Element data from apps and pages
* * * * *

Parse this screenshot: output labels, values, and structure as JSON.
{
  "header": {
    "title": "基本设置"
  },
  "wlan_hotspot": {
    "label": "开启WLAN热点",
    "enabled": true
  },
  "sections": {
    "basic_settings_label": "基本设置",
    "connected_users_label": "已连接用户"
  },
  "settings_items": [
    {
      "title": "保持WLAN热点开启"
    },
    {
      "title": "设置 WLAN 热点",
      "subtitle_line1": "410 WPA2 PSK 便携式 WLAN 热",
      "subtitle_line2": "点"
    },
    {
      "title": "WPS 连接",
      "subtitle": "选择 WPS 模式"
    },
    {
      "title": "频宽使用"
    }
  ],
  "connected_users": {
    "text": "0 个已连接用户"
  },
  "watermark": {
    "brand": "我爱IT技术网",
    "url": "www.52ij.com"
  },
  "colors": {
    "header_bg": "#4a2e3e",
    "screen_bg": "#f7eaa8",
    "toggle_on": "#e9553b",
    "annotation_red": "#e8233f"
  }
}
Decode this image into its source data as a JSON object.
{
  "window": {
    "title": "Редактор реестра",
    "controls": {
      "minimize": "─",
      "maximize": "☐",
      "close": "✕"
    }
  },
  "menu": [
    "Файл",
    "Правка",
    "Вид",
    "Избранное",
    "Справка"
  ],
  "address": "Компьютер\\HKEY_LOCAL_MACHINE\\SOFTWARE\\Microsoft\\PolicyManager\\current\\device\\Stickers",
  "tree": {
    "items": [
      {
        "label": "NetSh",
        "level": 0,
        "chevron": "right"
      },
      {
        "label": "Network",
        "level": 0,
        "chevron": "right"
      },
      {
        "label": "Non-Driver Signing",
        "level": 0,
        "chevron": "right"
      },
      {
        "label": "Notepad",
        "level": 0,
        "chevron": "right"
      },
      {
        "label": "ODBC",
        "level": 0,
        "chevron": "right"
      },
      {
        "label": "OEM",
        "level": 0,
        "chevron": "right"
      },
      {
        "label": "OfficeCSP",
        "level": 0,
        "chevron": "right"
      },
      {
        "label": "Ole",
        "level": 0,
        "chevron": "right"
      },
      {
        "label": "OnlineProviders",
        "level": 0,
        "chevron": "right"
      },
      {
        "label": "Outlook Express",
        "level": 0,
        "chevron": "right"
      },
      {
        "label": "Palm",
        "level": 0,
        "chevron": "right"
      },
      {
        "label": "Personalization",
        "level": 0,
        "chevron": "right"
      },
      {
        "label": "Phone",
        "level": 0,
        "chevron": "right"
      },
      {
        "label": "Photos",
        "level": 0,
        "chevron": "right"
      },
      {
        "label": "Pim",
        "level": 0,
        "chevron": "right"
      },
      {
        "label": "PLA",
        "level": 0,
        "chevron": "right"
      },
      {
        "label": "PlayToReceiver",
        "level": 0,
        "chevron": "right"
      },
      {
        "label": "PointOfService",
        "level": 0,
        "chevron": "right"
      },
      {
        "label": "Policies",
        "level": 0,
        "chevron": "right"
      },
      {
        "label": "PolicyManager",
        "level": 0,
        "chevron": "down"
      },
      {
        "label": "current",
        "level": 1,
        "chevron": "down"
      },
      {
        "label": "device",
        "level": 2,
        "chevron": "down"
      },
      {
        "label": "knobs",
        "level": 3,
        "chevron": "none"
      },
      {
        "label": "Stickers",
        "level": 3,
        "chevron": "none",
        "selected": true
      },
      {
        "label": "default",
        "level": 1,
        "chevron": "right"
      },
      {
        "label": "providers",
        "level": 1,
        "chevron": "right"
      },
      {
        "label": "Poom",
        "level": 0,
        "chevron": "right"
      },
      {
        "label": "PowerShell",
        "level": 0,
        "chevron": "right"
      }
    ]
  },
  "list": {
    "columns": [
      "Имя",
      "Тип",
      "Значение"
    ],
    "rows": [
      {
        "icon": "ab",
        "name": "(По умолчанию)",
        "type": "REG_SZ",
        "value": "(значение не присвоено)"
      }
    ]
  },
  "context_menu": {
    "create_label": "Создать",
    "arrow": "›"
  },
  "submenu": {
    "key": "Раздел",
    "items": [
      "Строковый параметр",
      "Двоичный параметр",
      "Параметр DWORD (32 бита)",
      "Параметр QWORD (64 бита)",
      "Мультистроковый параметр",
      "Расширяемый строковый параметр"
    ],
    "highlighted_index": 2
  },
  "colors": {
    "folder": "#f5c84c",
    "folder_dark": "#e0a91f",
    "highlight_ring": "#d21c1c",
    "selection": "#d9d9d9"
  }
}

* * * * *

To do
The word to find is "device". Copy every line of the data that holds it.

Response area
  "address": "Компьютер\\HKEY_LOCAL_MACHINE\\SOFTWARE\\Microsoft\\PolicyManager\\current\\device\\Stickers",
        "label": "device",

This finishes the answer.